Chicken Manure to Megawatts

Güres Group is turning a liability into an asset via clean energy technology.
By Ilaria Peretti | September 09, 2019

Güres Group, the largest integrated egg plant in Turkey, has an annual production of about 1 billion eggs. The company was founded by Ahmet Remzi Güres in 1963 with only 600 hens, and today is the country’s largest, fully integrated egg production plant under a single roof, hosting 4 million laying hens in 35 hen houses with varying capacities of up to 155,000.

Its combined structure hosts an egg production plant, feed factory, egg tray factory, broody hen, pullet and productions plants, fertilizer productions plants, and a technology factory, totaling 7 million square feet (SF), with a closed area of 2.5 million SF. 

After several years of R&D activities undertaken by Güres to turn a major environmental issue into clean energy, the company signed an order with Italy-headed Organic Rankine Cycle (ORC) turbo generator manufacturer Turboden S.p.A., a group company of Mitsubishi Heavy Industries, for the supply of a unit to be installed at the company’s main production site in Manisa, Turkey.

The 2.3 MWe ORC at Güres,  which began operations in 2018, converts the heat from the combustion of chicken litter into hot water that is employed in tailor-made dryers specifically designed by Güres to dry the chicken litter prior combustion, and power that is sold to the grid at a feed-in tariff (FIT) rate specific for bioenergy. About 300 metric tons of chicken litter per day are sourced entirely from Güres’ egg production.

Liability to Asset
The main components of Turboden’s ORC units are produced locally by the company’s Turkish subsidiary Turboden Turkey A.Ş. This is beneficial to Güres—a result of using locally fabricated components, Güres qualifies for a higher feed-in tariff for electricity sales, $153 per megawatt-hour (MWh), rather than $133 per MWh.
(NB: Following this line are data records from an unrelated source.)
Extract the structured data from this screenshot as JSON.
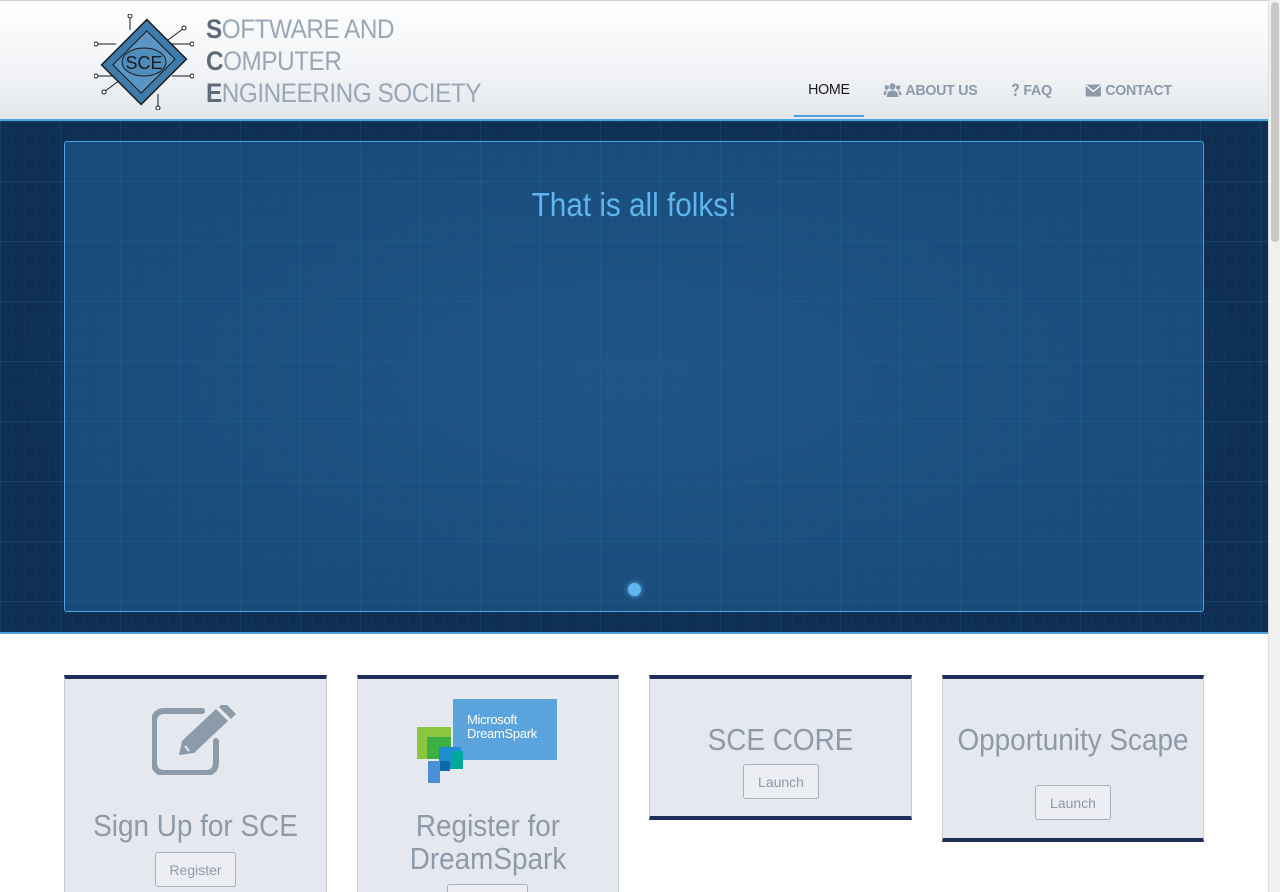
{
  "header": {
    "brand_line1_cap": "S",
    "brand_line1_rest": "OFTWARE AND",
    "brand_line2_cap": "C",
    "brand_line2_rest": "OMPUTER",
    "brand_line3_cap": "E",
    "brand_line3_rest": "NGINEERING SOCIETY",
    "logo_text": "SCE",
    "nav": [
      {
        "label": "HOME",
        "icon": "none",
        "active": true
      },
      {
        "label": "ABOUT US",
        "icon": "users-icon",
        "active": false
      },
      {
        "label": "FAQ",
        "icon": "question-icon",
        "active": false
      },
      {
        "label": "CONTACT",
        "icon": "envelope-icon",
        "active": false
      }
    ]
  },
  "hero": {
    "slide_title": "That is all folks!",
    "slide_count": 1,
    "active_slide": 1
  },
  "cards": [
    {
      "title": "Sign Up for SCE",
      "button": "Register",
      "icon": "pencil-square-icon"
    },
    {
      "title": "Register for DreamSpark",
      "button": "",
      "image_text_line1": "Microsoft",
      "image_text_line2": "DreamSpark"
    },
    {
      "title": "SCE CORE",
      "button": "Launch"
    },
    {
      "title": "Opportunity Scape",
      "button": "Launch"
    }
  ],
  "colors": {
    "accent": "#4aa3df",
    "card_border": "#1d2f58",
    "hero_bg": "#0e2f52",
    "muted_text": "#8d9aa9"
  }
}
Gures Group has been in the egg-production business for longer than 50 years. Extensive knowledge, knowhow and experience have been acquired through the years, not only regarding egg production, but also manure handling. The first and the most important step in developing a project to manage and utilize the manure for clean energy was to define what type of system was the most convenient and feasible. To begin, thorough research, literature review and investigation was done on both commercial and noncommercial systems around the world, including gasification, pyrolysis, biogas, combustion and fermentation systems. After the advantages and disadvantages of all those systems were compared, combustion was selected. Although gasification and pyrolysis are very efficient methods, the processes do not run stable with poultry manure. Biogas-to-energy is a process that’s very easy to operate, but the manure requires additional mass—such as diary manure or sludge—to increase its low carbon-to-nitrogen ratio for efficient biogas production. This also results in the need to handle and dispose of a large volume of mud after the biogas production complete.

Combustion of manure is very challenging from a technical perspective. Due to its high amount of ash, alkaline, chlorine, tar and wet content, the combustion system must be designed and developed very carefully, considering all of those aspects. If not properly done, the system can fail within a short period of time due to high-temperature corrosion, thermal efficiency may be very low, emissions may be over regulatory limits, or the system may require frequent maintenance due to ash agglomeration. The system may also end up needing extra fuel such as gasoline to maintain the required temperature inside the boiler. In the past five years, we have performed R&D work to solve the aforementioned issues, building a prototype two and a half years ago to perform functional and performance tests.

As a result of testing, it was learned that the manure, especially layer manure, requires pre-drying for optimum combustion efficiency, so Turboden developed a new generation manure dryer that can be run with a low-temperature heat source, such as 70 degree Celsius (C)hot water. This dryer can dry any manure from 75 percent wet content down to 25 percent wet content in 24 hours by only using this low-temperature heat source.

Besides ease of operation, safety and modularity, a significant reason Güres chose an ORC system is that it is able to run with a heat source less than 350 degrees C, with more than 20 percent electricity conversion efficiency. Its fluidized bed combustion boiler heats the thermal oil up to 300 degrees C, and it is then delivered to the ORC’s evaporator, returning to the boiler at 260 degrees C. Therefore, the metal surface temperature in their heaters can be kept less than 350 degrees C. This is very important to high-temperature corrosion on the metal surfaces, or the system is susceptible to failure in just a few years.

Carrying out its activities and production compatible with environment legislation and internationally accepted environment management systems—including production of most of its energy demand via solar—Güres Group’s most important mission is to leave a livable and clean environment to future generations. The system installed at the egg plant is one of 10 that Turboden has in various stages of development in Turkey, with an overall power capacity of 35.7 MWe. The company has nine installations in Canada (36 MW) and 3 in the U.S. (21 MW).

Author: Ilaria Peretti
Sales Area Manager, Turboden